WHAT YOU ARE ASKED TO DO:
Drop every picture, then repeat the records exactly.

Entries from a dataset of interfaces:
··········
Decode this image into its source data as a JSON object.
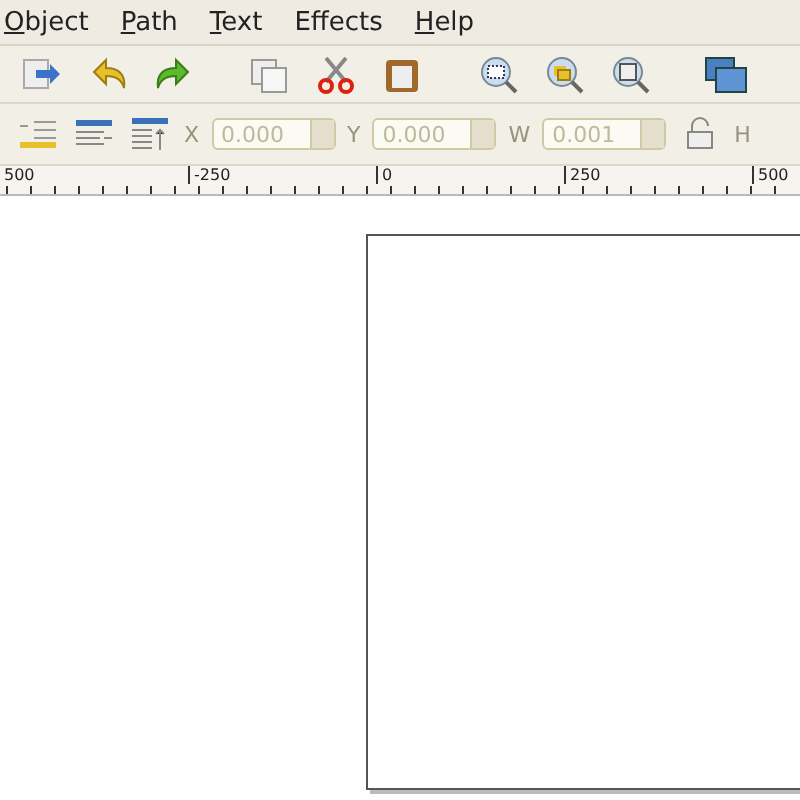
{
  "menu": [
    {
      "label": "Object",
      "mnemonic": true
    },
    {
      "label": "Path",
      "mnemonic": true
    },
    {
      "label": "Text",
      "mnemonic": true
    },
    {
      "label": "Effects",
      "mnemonic": false
    },
    {
      "label": "Help",
      "mnemonic": true
    }
  ],
  "toolbar": [
    {
      "kind": "import"
    },
    {
      "kind": "undo"
    },
    {
      "kind": "redo"
    },
    {
      "kind": "gap"
    },
    {
      "kind": "copy"
    },
    {
      "kind": "cut"
    },
    {
      "kind": "paste"
    },
    {
      "kind": "gap"
    },
    {
      "kind": "zoom-selection"
    },
    {
      "kind": "zoom-drawing"
    },
    {
      "kind": "zoom-page"
    },
    {
      "kind": "gap"
    },
    {
      "kind": "duplicate"
    }
  ],
  "tool_controls": {
    "disabled": true,
    "fields": [
      {
        "label": "X",
        "value": "0.000"
      },
      {
        "label": "Y",
        "value": "0.000"
      },
      {
        "label": "W",
        "value": "0.001"
      }
    ],
    "trailing_label": "H"
  },
  "ruler": {
    "labels": [
      {
        "text": "500"
      },
      {
        "text": "-250"
      },
      {
        "text": "0"
      },
      {
        "text": "250"
      },
      {
        "text": "500"
      }
    ]
  }
}
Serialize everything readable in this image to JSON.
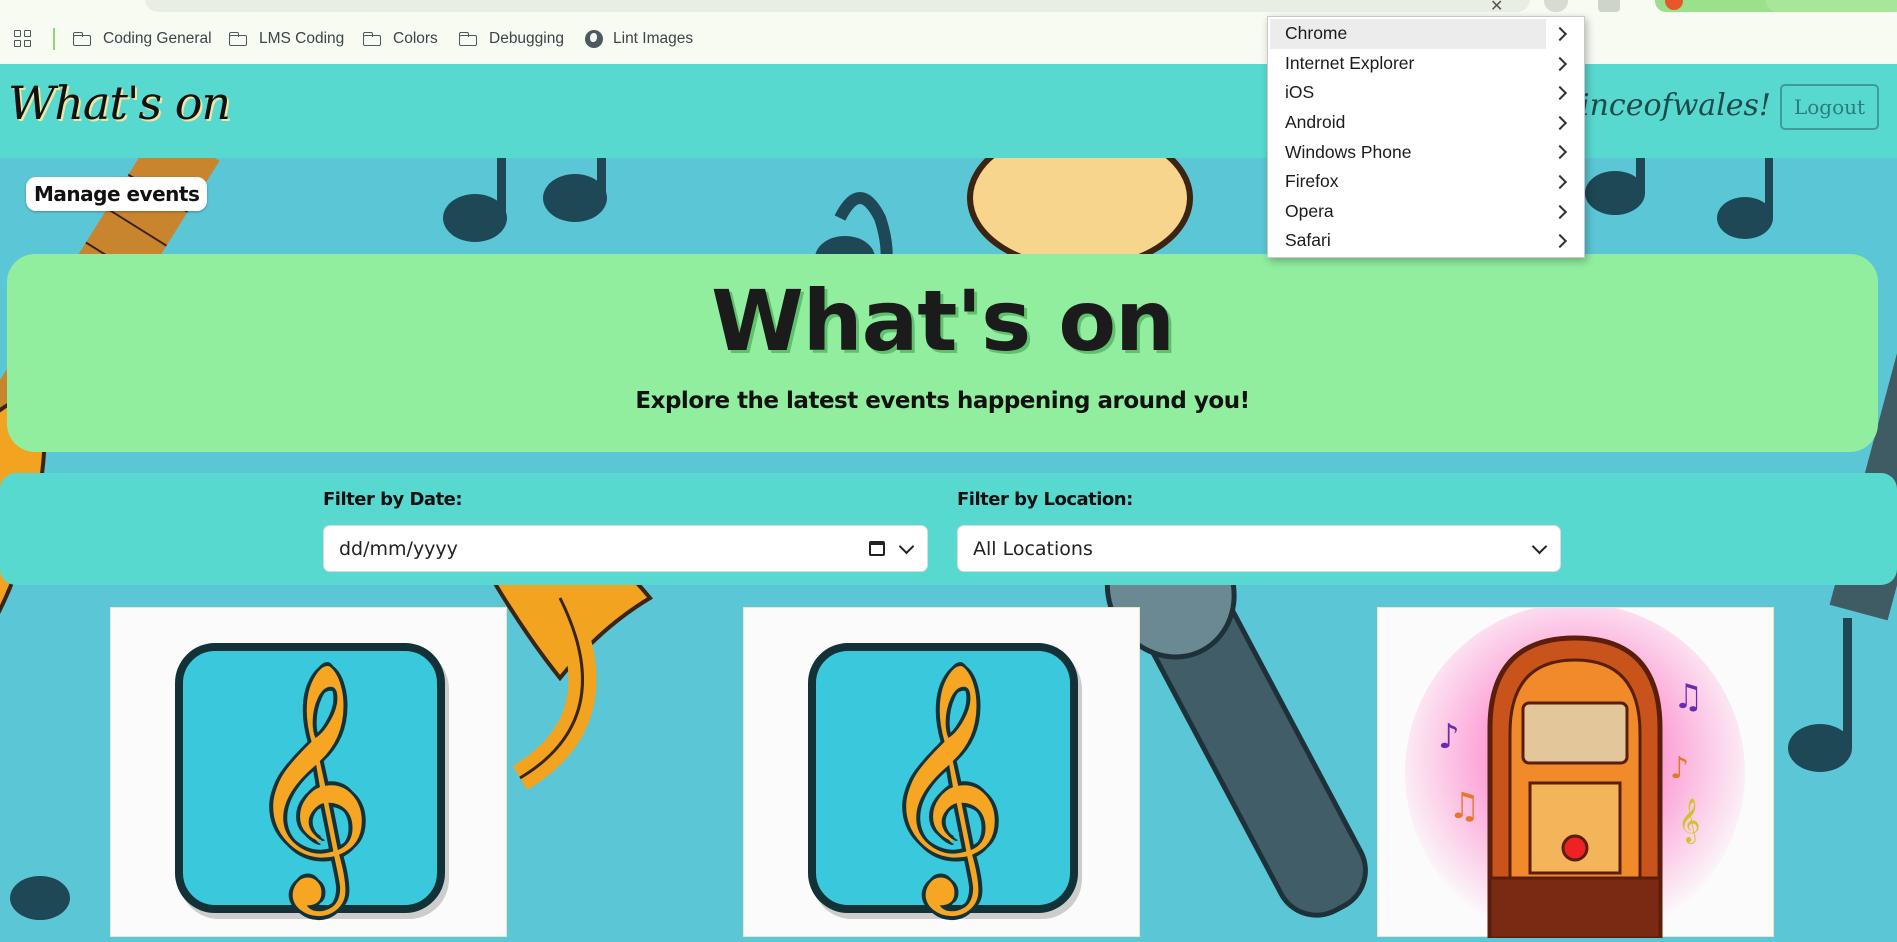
{
  "bookmarks": [
    {
      "label": "Coding General",
      "icon": "folder-icon"
    },
    {
      "label": "LMS Coding",
      "icon": "folder-icon"
    },
    {
      "label": "Colors",
      "icon": "folder-icon"
    },
    {
      "label": "Debugging",
      "icon": "folder-icon"
    },
    {
      "label": "Lint Images",
      "icon": "globe-icon"
    }
  ],
  "site": {
    "logo": "What's on",
    "greeting": ", Princeofwales!",
    "logout_label": "Logout",
    "manage_label": "Manage events"
  },
  "hero": {
    "title": "What's on",
    "subtitle": "Explore the latest events happening around you!"
  },
  "filters": {
    "date_label": "Filter by Date:",
    "date_placeholder": "dd/mm/yyyy",
    "location_label": "Filter by Location:",
    "location_value": "All Locations"
  },
  "cards": [
    {
      "image": "treble-clef-tile"
    },
    {
      "image": "treble-clef-tile"
    },
    {
      "image": "jukebox-illustration"
    }
  ],
  "context_menu": {
    "items": [
      "Chrome",
      "Internet Explorer",
      "iOS",
      "Android",
      "Windows Phone",
      "Firefox",
      "Opera",
      "Safari"
    ],
    "highlighted": "Chrome"
  },
  "colors": {
    "header_bg": "#58d9d0",
    "hero_bg": "#91ee9f",
    "page_bg": "#5bc6d6",
    "clef": "#f6a623"
  }
}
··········
TASK ANSWER:
Decode this image into its source data as a JSON object.
{
  "menu": [
    {
      "label": "Object",
      "mnemonic": true
    },
    {
      "label": "Path",
      "mnemonic": true
    },
    {
      "label": "Text",
      "mnemonic": true
    },
    {
      "label": "Effects",
      "mnemonic": false
    },
    {
      "label": "Help",
      "mnemonic": true
    }
  ],
  "toolbar": [
    {
      "kind": "import"
    },
    {
      "kind": "undo"
    },
    {
      "kind": "redo"
    },
    {
      "kind": "gap"
    },
    {
      "kind": "copy"
    },
    {
      "kind": "cut"
    },
    {
      "kind": "paste"
    },
    {
      "kind": "gap"
    },
    {
      "kind": "zoom-selection"
    },
    {
      "kind": "zoom-drawing"
    },
    {
      "kind": "zoom-page"
    },
    {
      "kind": "gap"
    },
    {
      "kind": "duplicate"
    }
  ],
  "tool_controls": {
    "disabled": true,
    "fields": [
      {
        "label": "X",
        "value": "0.000"
      },
      {
        "label": "Y",
        "value": "0.000"
      },
      {
        "label": "W",
        "value": "0.001"
      }
    ],
    "trailing_label": "H"
  },
  "ruler": {
    "labels": [
      {
        "text": "500"
      },
      {
        "text": "-250"
      },
      {
        "text": "0"
      },
      {
        "text": "250"
      },
      {
        "text": "500"
      }
    ]
  }
}
Serialize everything readable in this image to JSON.
{
  "bookmarks": [
    {
      "label": "Coding General",
      "icon": "folder-icon"
    },
    {
      "label": "LMS Coding",
      "icon": "folder-icon"
    },
    {
      "label": "Colors",
      "icon": "folder-icon"
    },
    {
      "label": "Debugging",
      "icon": "folder-icon"
    },
    {
      "label": "Lint Images",
      "icon": "globe-icon"
    }
  ],
  "site": {
    "logo": "What's on",
    "greeting": ", Princeofwales!",
    "logout_label": "Logout",
    "manage_label": "Manage events"
  },
  "hero": {
    "title": "What's on",
    "subtitle": "Explore the latest events happening around you!"
  },
  "filters": {
    "date_label": "Filter by Date:",
    "date_placeholder": "dd/mm/yyyy",
    "location_label": "Filter by Location:",
    "location_value": "All Locations"
  },
  "cards": [
    {
      "image": "treble-clef-tile"
    },
    {
      "image": "treble-clef-tile"
    },
    {
      "image": "jukebox-illustration"
    }
  ],
  "context_menu": {
    "items": [
      "Chrome",
      "Internet Explorer",
      "iOS",
      "Android",
      "Windows Phone",
      "Firefox",
      "Opera",
      "Safari"
    ],
    "highlighted": "Chrome"
  },
  "colors": {
    "header_bg": "#58d9d0",
    "hero_bg": "#91ee9f",
    "page_bg": "#5bc6d6",
    "clef": "#f6a623"
  }
}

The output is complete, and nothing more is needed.